Water poverty is a catchall term used to refer to a lack of access to clean water for drinking, washing, and bathing, and it includes a lack of access to proper sanitation. The United Nations set the millennium development goals (MDGs) and the success of each MDG depends on WASH (Water Sanitation Hygiene).
Eight of those MDGs are:
- Eradicate extreme poverty and hunger.
- Achieve universal primary education.
- Promote gender equality and empower women.
- Reduce child mortality.
- Improve maternal health.
- Combat HIV/AIDS, malaria, and other diseases.
- Ensure environmental sustainability.
- Global partnership for development.

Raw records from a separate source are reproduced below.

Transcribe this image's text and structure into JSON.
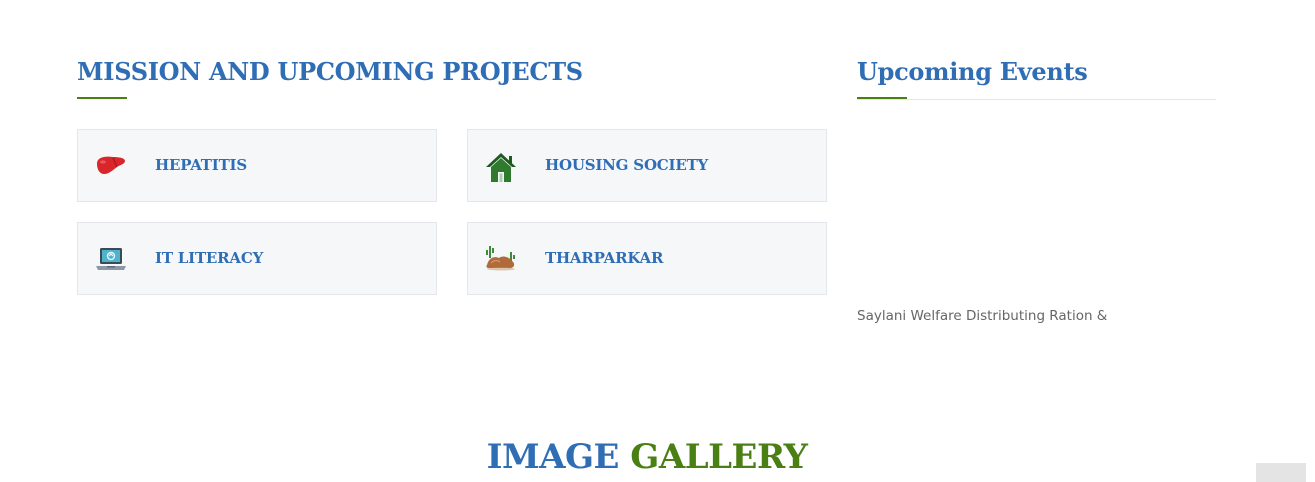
{
  "mission": {
    "title": "MISSION AND UPCOMING PROJECTS",
    "projects": [
      {
        "label": "HEPATITIS",
        "icon": "liver-icon"
      },
      {
        "label": "HOUSING SOCIETY",
        "icon": "house-icon"
      },
      {
        "label": "IT LITERACY",
        "icon": "laptop-icon"
      },
      {
        "label": "THARPARKAR",
        "icon": "desert-cactus-icon"
      }
    ]
  },
  "events": {
    "title": "Upcoming Events",
    "items": [
      {
        "text": "Saylani Welfare Distributing Ration &"
      }
    ]
  },
  "gallery": {
    "title_part1": "IMAGE",
    "title_part2": "GALLERY"
  },
  "colors": {
    "heading_blue": "#2f6db5",
    "accent_green": "#4a7f14",
    "card_bg": "#f5f7f9"
  }
}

One MDG was met in 2012. The goal was to halve the proportion of people with no access to clean drinking water by the year 2015. It goes to show what people can do when we join together in a common cause.
Water poverty has a significant impact on the global economy – an estimated $260 billion each year – through direct and indirect effects. Direct effects can include water borne illnesses that take people out of the workforce temporarily or permanently, water too saline for crops to grow, and people (mostly women) spending much of the day hauling water from a source to their home.
The surprising fact is that it would take only $32.2 billion to solve these problems. Quadrupling an initial investment is a fantastic rate of return.
The infographic below goes into more detail about the problem of water poverty.
Source: Online Masters in Public Health